[WHAT YOU WILL DO]: Your task is to copy all of the data exactly.

STORED DATA START

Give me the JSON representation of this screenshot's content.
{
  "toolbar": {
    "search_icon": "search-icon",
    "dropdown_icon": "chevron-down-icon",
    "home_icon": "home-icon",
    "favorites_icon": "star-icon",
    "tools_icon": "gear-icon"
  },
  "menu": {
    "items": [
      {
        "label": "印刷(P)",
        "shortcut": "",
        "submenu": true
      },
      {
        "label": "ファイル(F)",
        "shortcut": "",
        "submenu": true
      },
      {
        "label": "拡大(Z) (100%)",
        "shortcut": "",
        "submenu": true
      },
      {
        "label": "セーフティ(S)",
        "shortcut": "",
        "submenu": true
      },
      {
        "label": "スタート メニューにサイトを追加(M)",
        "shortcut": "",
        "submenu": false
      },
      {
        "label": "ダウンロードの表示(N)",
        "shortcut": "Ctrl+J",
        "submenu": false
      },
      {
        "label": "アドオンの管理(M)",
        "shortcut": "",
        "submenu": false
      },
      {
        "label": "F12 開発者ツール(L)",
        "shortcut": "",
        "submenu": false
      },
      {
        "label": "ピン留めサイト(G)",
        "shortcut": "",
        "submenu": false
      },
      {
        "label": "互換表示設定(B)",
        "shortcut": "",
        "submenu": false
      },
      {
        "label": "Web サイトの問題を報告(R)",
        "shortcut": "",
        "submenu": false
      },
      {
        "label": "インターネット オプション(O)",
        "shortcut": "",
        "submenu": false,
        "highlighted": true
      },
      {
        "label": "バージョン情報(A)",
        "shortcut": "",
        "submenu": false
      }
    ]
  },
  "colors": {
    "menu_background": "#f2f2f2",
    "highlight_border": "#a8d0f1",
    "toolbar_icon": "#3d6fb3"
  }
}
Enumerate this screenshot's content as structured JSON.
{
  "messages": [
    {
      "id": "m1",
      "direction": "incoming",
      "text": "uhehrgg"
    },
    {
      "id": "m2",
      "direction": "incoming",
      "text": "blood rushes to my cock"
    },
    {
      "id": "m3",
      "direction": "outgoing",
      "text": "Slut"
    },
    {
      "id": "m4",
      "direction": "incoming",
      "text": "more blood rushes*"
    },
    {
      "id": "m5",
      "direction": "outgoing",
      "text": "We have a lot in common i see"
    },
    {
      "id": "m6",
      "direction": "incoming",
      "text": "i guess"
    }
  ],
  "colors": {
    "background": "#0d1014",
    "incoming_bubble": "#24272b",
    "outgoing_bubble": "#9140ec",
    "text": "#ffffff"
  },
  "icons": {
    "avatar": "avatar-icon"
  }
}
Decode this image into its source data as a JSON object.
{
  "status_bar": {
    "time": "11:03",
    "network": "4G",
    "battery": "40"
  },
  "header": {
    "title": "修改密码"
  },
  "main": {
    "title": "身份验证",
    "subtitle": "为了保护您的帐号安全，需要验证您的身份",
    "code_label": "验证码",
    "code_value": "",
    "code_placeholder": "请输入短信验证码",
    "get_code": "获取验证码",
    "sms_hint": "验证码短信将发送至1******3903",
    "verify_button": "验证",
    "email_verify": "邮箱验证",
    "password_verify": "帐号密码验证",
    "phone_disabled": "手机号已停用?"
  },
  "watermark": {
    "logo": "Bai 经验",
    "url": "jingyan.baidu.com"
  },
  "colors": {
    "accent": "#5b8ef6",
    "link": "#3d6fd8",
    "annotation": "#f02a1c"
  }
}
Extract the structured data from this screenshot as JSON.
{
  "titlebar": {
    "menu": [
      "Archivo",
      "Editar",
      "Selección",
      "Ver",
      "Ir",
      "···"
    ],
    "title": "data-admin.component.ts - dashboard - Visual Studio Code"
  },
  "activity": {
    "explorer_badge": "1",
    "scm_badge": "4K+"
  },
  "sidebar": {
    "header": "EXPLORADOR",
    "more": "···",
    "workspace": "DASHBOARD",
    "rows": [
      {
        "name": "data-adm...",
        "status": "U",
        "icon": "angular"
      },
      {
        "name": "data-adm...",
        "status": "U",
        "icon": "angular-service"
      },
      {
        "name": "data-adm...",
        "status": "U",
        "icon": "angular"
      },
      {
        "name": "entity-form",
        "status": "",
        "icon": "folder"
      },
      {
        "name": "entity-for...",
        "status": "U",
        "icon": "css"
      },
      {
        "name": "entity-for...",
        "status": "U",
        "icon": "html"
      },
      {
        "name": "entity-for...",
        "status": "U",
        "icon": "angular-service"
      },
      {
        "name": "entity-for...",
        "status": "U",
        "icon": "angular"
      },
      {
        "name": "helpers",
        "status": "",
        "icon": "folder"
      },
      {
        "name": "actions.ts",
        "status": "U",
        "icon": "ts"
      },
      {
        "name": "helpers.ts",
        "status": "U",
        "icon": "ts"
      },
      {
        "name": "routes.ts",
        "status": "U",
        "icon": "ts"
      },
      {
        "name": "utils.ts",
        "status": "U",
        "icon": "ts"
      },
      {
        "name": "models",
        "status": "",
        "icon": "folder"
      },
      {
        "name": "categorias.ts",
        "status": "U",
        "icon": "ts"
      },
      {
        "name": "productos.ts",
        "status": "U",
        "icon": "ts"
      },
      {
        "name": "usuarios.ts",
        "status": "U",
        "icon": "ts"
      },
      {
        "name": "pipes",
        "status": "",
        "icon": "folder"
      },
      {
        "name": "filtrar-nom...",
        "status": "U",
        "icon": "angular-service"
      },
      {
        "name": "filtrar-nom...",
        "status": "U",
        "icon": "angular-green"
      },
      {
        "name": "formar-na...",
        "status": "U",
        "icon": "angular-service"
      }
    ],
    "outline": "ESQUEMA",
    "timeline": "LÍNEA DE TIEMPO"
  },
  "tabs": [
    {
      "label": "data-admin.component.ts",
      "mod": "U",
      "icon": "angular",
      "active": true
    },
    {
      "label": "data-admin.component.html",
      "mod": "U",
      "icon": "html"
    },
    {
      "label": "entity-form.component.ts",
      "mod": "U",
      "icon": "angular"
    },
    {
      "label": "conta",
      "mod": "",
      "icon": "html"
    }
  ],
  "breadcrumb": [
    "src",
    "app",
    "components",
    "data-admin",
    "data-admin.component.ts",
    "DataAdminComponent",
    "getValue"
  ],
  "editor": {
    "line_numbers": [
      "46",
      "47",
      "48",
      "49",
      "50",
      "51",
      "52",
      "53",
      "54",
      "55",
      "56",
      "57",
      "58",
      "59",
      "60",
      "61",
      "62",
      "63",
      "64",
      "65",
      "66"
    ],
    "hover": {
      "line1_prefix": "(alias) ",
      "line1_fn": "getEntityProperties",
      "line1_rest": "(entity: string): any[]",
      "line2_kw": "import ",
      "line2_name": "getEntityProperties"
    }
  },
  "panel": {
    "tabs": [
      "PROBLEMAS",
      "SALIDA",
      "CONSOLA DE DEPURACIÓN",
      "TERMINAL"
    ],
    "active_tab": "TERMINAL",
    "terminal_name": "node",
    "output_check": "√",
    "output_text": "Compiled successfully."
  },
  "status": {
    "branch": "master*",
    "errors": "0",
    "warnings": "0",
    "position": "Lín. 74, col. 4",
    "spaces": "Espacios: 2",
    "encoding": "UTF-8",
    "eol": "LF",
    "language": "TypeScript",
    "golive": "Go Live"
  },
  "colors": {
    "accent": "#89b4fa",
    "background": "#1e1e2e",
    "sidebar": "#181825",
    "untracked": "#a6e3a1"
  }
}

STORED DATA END

[ANSWER TO THIS PROBLEM]:
Give me the JSON representation of this screenshot's content.
{
  "toolbar": {
    "search_icon": "search-icon",
    "dropdown_icon": "chevron-down-icon",
    "home_icon": "home-icon",
    "favorites_icon": "star-icon",
    "tools_icon": "gear-icon"
  },
  "menu": {
    "items": [
      {
        "label": "印刷(P)",
        "shortcut": "",
        "submenu": true
      },
      {
        "label": "ファイル(F)",
        "shortcut": "",
        "submenu": true
      },
      {
        "label": "拡大(Z) (100%)",
        "shortcut": "",
        "submenu": true
      },
      {
        "label": "セーフティ(S)",
        "shortcut": "",
        "submenu": true
      },
      {
        "label": "スタート メニューにサイトを追加(M)",
        "shortcut": "",
        "submenu": false
      },
      {
        "label": "ダウンロードの表示(N)",
        "shortcut": "Ctrl+J",
        "submenu": false
      },
      {
        "label": "アドオンの管理(M)",
        "shortcut": "",
        "submenu": false
      },
      {
        "label": "F12 開発者ツール(L)",
        "shortcut": "",
        "submenu": false
      },
      {
        "label": "ピン留めサイト(G)",
        "shortcut": "",
        "submenu": false
      },
      {
        "label": "互換表示設定(B)",
        "shortcut": "",
        "submenu": false
      },
      {
        "label": "Web サイトの問題を報告(R)",
        "shortcut": "",
        "submenu": false
      },
      {
        "label": "インターネット オプション(O)",
        "shortcut": "",
        "submenu": false,
        "highlighted": true
      },
      {
        "label": "バージョン情報(A)",
        "shortcut": "",
        "submenu": false
      }
    ]
  },
  "colors": {
    "menu_background": "#f2f2f2",
    "highlight_border": "#a8d0f1",
    "toolbar_icon": "#3d6fb3"
  }
}
Enumerate this screenshot's content as structured JSON.
{
  "messages": [
    {
      "id": "m1",
      "direction": "incoming",
      "text": "uhehrgg"
    },
    {
      "id": "m2",
      "direction": "incoming",
      "text": "blood rushes to my cock"
    },
    {
      "id": "m3",
      "direction": "outgoing",
      "text": "Slut"
    },
    {
      "id": "m4",
      "direction": "incoming",
      "text": "more blood rushes*"
    },
    {
      "id": "m5",
      "direction": "outgoing",
      "text": "We have a lot in common i see"
    },
    {
      "id": "m6",
      "direction": "incoming",
      "text": "i guess"
    }
  ],
  "colors": {
    "background": "#0d1014",
    "incoming_bubble": "#24272b",
    "outgoing_bubble": "#9140ec",
    "text": "#ffffff"
  },
  "icons": {
    "avatar": "avatar-icon"
  }
}
Decode this image into its source data as a JSON object.
{
  "status_bar": {
    "time": "11:03",
    "network": "4G",
    "battery": "40"
  },
  "header": {
    "title": "修改密码"
  },
  "main": {
    "title": "身份验证",
    "subtitle": "为了保护您的帐号安全，需要验证您的身份",
    "code_label": "验证码",
    "code_value": "",
    "code_placeholder": "请输入短信验证码",
    "get_code": "获取验证码",
    "sms_hint": "验证码短信将发送至1******3903",
    "verify_button": "验证",
    "email_verify": "邮箱验证",
    "password_verify": "帐号密码验证",
    "phone_disabled": "手机号已停用?"
  },
  "watermark": {
    "logo": "Bai 经验",
    "url": "jingyan.baidu.com"
  },
  "colors": {
    "accent": "#5b8ef6",
    "link": "#3d6fd8",
    "annotation": "#f02a1c"
  }
}
Extract the structured data from this screenshot as JSON.
{
  "titlebar": {
    "menu": [
      "Archivo",
      "Editar",
      "Selección",
      "Ver",
      "Ir",
      "···"
    ],
    "title": "data-admin.component.ts - dashboard - Visual Studio Code"
  },
  "activity": {
    "explorer_badge": "1",
    "scm_badge": "4K+"
  },
  "sidebar": {
    "header": "EXPLORADOR",
    "more": "···",
    "workspace": "DASHBOARD",
    "rows": [
      {
        "name": "data-adm...",
        "status": "U",
        "icon": "angular"
      },
      {
        "name": "data-adm...",
        "status": "U",
        "icon": "angular-service"
      },
      {
        "name": "data-adm...",
        "status": "U",
        "icon": "angular"
      },
      {
        "name": "entity-form",
        "status": "",
        "icon": "folder"
      },
      {
        "name": "entity-for...",
        "status": "U",
        "icon": "css"
      },
      {
        "name": "entity-for...",
        "status": "U",
        "icon": "html"
      },
      {
        "name": "entity-for...",
        "status": "U",
        "icon": "angular-service"
      },
      {
        "name": "entity-for...",
        "status": "U",
        "icon": "angular"
      },
      {
        "name": "helpers",
        "status": "",
        "icon": "folder"
      },
      {
        "name": "actions.ts",
        "status": "U",
        "icon": "ts"
      },
      {
        "name": "helpers.ts",
        "status": "U",
        "icon": "ts"
      },
      {
        "name": "routes.ts",
        "status": "U",
        "icon": "ts"
      },
      {
        "name": "utils.ts",
        "status": "U",
        "icon": "ts"
      },
      {
        "name": "models",
        "status": "",
        "icon": "folder"
      },
      {
        "name": "categorias.ts",
        "status": "U",
        "icon": "ts"
      },
      {
        "name": "productos.ts",
        "status": "U",
        "icon": "ts"
      },
      {
        "name": "usuarios.ts",
        "status": "U",
        "icon": "ts"
      },
      {
        "name": "pipes",
        "status": "",
        "icon": "folder"
      },
      {
        "name": "filtrar-nom...",
        "status": "U",
        "icon": "angular-service"
      },
      {
        "name": "filtrar-nom...",
        "status": "U",
        "icon": "angular-green"
      },
      {
        "name": "formar-na...",
        "status": "U",
        "icon": "angular-service"
      }
    ],
    "outline": "ESQUEMA",
    "timeline": "LÍNEA DE TIEMPO"
  },
  "tabs": [
    {
      "label": "data-admin.component.ts",
      "mod": "U",
      "icon": "angular",
      "active": true
    },
    {
      "label": "data-admin.component.html",
      "mod": "U",
      "icon": "html"
    },
    {
      "label": "entity-form.component.ts",
      "mod": "U",
      "icon": "angular"
    },
    {
      "label": "conta",
      "mod": "",
      "icon": "html"
    }
  ],
  "breadcrumb": [
    "src",
    "app",
    "components",
    "data-admin",
    "data-admin.component.ts",
    "DataAdminComponent",
    "getValue"
  ],
  "editor": {
    "line_numbers": [
      "46",
      "47",
      "48",
      "49",
      "50",
      "51",
      "52",
      "53",
      "54",
      "55",
      "56",
      "57",
      "58",
      "59",
      "60",
      "61",
      "62",
      "63",
      "64",
      "65",
      "66"
    ],
    "hover": {
      "line1_prefix": "(alias) ",
      "line1_fn": "getEntityProperties",
      "line1_rest": "(entity: string): any[]",
      "line2_kw": "import ",
      "line2_name": "getEntityProperties"
    }
  },
  "panel": {
    "tabs": [
      "PROBLEMAS",
      "SALIDA",
      "CONSOLA DE DEPURACIÓN",
      "TERMINAL"
    ],
    "active_tab": "TERMINAL",
    "terminal_name": "node",
    "output_check": "√",
    "output_text": "Compiled successfully."
  },
  "status": {
    "branch": "master*",
    "errors": "0",
    "warnings": "0",
    "position": "Lín. 74, col. 4",
    "spaces": "Espacios: 2",
    "encoding": "UTF-8",
    "eol": "LF",
    "language": "TypeScript",
    "golive": "Go Live"
  },
  "colors": {
    "accent": "#89b4fa",
    "background": "#1e1e2e",
    "sidebar": "#181825",
    "untracked": "#a6e3a1"
  }
}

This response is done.